──────── Data in this exercise ────────

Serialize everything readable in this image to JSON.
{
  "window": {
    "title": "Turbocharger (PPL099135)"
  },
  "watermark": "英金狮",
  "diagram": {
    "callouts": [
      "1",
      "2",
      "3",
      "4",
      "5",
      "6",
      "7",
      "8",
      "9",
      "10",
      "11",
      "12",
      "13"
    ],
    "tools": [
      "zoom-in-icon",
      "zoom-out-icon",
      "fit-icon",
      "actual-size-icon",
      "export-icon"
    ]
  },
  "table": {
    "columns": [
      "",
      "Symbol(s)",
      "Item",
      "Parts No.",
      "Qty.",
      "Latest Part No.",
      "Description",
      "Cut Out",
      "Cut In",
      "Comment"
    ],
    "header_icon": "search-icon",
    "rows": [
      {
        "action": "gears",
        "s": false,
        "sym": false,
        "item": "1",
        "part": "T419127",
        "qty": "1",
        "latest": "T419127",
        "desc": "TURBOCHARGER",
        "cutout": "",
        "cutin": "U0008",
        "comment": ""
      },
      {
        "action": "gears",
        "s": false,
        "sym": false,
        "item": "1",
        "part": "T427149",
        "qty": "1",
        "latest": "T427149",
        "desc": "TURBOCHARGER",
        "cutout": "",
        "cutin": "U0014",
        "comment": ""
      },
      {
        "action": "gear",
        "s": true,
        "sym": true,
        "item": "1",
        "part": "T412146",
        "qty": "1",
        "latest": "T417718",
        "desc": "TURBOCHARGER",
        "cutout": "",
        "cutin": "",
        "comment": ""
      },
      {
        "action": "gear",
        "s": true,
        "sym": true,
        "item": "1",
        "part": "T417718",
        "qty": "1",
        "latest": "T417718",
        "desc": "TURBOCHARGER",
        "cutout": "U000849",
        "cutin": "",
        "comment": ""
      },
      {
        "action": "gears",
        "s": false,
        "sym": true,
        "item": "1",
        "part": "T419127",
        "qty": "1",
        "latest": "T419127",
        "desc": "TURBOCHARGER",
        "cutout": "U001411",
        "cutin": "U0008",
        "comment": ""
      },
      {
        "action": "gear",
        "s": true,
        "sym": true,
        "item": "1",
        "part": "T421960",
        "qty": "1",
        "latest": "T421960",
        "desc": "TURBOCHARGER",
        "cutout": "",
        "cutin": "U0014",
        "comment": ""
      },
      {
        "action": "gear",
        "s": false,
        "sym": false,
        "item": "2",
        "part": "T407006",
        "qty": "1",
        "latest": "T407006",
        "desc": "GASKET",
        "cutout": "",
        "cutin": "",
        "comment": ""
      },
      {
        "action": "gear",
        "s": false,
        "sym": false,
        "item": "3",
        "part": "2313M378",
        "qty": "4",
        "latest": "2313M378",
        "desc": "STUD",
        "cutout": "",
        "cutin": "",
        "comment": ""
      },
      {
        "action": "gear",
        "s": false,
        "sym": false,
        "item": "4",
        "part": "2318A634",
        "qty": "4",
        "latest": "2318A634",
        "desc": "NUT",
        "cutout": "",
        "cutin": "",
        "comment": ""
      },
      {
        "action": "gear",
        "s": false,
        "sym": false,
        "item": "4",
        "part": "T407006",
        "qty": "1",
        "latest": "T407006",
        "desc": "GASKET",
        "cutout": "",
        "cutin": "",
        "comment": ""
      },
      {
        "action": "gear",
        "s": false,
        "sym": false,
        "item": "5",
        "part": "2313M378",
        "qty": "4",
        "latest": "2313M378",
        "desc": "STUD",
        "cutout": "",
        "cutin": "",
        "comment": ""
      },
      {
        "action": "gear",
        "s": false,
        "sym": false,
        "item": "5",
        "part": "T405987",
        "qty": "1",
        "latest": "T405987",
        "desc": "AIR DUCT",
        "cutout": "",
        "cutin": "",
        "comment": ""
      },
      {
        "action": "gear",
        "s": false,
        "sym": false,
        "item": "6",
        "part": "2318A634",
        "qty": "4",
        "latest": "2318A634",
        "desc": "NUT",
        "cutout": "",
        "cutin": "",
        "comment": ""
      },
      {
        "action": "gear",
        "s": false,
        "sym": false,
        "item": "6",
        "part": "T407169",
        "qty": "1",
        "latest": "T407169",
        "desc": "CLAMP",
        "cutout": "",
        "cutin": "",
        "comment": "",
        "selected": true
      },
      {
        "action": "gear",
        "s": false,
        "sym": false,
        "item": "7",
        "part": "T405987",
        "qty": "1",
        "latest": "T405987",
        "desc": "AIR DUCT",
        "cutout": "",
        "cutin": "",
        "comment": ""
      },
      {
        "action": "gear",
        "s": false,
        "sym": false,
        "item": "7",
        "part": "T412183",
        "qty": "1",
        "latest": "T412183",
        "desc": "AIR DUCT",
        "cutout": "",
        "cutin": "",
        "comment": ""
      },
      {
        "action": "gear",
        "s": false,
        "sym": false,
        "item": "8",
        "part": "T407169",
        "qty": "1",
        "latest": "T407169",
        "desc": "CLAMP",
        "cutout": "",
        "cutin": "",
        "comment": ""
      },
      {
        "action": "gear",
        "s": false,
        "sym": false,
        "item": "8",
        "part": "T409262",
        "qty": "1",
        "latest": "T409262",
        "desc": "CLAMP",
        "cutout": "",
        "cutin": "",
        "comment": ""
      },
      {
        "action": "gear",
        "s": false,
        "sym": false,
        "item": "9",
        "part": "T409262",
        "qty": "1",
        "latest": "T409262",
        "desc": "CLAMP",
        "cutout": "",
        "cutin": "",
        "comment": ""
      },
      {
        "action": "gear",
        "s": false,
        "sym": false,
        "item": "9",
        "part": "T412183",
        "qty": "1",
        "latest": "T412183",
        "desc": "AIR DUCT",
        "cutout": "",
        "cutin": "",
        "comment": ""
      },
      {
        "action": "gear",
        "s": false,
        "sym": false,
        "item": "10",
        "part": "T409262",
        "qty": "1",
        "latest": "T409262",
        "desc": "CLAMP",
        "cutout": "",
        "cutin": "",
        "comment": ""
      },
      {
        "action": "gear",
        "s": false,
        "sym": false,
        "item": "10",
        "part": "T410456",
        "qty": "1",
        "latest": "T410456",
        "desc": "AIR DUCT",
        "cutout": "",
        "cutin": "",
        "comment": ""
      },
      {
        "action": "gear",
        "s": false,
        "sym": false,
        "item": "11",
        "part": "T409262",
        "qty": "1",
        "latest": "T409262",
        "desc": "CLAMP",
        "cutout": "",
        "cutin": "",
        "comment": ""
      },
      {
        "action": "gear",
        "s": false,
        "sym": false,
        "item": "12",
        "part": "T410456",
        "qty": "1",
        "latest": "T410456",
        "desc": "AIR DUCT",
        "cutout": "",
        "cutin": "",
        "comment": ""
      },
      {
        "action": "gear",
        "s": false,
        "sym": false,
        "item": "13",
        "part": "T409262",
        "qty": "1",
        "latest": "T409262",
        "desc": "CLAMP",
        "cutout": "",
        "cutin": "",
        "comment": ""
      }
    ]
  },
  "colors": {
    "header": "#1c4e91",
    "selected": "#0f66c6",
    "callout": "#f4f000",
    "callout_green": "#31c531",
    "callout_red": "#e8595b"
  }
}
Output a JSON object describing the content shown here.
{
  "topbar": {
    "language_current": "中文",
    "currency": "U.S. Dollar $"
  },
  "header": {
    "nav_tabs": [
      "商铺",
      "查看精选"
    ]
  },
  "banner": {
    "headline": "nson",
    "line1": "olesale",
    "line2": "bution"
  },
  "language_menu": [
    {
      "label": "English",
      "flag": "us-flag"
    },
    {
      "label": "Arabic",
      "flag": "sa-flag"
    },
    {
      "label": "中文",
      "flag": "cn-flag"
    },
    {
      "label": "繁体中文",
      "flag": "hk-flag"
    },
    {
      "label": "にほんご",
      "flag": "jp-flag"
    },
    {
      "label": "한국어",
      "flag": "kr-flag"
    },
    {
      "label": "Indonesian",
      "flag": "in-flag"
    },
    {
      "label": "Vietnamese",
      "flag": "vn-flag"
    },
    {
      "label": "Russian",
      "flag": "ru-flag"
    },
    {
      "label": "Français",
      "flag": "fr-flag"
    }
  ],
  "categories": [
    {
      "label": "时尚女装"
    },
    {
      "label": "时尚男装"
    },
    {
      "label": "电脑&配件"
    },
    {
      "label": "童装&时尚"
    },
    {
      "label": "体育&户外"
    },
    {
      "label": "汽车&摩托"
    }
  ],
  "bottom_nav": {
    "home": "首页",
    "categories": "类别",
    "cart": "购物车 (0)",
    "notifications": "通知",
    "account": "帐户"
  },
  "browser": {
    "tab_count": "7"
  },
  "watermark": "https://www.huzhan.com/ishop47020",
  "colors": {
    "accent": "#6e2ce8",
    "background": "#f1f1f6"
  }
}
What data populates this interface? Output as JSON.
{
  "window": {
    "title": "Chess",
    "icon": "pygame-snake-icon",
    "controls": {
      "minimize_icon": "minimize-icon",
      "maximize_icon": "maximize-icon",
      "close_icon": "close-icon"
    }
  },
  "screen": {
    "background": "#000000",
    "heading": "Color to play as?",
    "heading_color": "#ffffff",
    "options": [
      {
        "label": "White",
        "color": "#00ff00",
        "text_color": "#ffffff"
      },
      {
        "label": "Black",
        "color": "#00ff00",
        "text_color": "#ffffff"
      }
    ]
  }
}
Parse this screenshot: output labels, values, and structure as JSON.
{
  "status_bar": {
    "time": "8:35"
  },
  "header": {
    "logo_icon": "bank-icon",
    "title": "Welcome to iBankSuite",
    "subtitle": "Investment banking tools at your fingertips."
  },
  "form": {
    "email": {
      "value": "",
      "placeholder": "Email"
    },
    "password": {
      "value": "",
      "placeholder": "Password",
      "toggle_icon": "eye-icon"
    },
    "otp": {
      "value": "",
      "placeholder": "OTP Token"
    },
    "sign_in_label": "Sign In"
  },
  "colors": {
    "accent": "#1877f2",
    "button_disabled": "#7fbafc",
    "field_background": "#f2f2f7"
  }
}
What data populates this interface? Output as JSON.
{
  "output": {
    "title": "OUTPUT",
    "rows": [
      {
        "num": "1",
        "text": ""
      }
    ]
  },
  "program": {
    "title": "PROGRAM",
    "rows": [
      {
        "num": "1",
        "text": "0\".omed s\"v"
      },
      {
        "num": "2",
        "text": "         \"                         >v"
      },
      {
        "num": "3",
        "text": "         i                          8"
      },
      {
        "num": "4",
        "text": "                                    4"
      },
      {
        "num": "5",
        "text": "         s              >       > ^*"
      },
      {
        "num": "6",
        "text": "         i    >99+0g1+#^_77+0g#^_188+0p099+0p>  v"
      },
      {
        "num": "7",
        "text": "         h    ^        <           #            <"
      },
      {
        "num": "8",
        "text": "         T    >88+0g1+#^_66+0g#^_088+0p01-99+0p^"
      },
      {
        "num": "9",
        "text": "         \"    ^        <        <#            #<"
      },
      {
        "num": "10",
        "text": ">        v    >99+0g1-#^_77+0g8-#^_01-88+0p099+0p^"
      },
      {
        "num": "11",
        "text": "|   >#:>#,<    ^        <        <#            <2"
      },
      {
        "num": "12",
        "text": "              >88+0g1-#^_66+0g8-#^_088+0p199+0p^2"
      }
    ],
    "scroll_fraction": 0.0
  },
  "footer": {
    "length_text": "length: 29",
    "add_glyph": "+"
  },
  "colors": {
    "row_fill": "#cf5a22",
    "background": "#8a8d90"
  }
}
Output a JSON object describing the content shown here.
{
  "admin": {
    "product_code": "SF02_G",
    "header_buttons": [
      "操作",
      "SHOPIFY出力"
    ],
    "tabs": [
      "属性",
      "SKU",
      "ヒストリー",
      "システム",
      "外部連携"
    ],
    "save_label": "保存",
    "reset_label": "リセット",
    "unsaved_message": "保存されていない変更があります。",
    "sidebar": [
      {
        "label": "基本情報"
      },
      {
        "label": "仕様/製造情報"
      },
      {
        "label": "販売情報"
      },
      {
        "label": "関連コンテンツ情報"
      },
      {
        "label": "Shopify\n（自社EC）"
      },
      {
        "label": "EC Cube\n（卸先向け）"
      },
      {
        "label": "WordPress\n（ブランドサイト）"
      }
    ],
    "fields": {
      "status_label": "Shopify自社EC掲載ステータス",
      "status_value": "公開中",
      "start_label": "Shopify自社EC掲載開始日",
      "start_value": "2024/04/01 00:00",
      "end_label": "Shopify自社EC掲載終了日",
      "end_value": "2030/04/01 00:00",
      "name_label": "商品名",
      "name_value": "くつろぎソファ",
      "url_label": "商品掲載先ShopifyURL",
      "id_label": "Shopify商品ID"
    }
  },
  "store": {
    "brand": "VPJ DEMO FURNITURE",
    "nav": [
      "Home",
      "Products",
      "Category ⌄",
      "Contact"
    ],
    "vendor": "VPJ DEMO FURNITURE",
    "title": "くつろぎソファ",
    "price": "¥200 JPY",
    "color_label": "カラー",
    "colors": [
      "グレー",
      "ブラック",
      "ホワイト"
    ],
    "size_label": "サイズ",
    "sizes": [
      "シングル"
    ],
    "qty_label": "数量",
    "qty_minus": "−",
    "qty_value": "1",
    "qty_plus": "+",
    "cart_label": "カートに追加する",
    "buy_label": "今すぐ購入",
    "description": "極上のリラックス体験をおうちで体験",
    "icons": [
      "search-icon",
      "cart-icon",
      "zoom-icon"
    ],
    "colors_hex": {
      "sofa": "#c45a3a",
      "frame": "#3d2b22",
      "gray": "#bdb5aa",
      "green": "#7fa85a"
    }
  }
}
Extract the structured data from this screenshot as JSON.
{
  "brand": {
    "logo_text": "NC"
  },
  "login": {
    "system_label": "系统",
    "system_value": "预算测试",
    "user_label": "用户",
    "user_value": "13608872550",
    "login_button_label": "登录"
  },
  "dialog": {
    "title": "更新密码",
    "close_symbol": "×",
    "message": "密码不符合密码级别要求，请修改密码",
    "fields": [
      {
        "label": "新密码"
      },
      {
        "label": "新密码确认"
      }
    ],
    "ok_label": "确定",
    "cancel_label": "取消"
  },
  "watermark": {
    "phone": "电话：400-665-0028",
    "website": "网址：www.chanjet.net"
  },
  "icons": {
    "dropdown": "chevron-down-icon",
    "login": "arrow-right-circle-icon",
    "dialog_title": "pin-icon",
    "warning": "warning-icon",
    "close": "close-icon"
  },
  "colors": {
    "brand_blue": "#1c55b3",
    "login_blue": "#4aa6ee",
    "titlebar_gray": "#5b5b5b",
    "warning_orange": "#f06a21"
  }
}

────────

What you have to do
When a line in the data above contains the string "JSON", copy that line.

Written response
Serialize everything readable in this image to JSON.
Output a JSON object describing the content shown here.
What data populates this interface? Output as JSON.
Parse this screenshot: output labels, values, and structure as JSON.
What data populates this interface? Output as JSON.
Output a JSON object describing the content shown here.
Extract the structured data from this screenshot as JSON.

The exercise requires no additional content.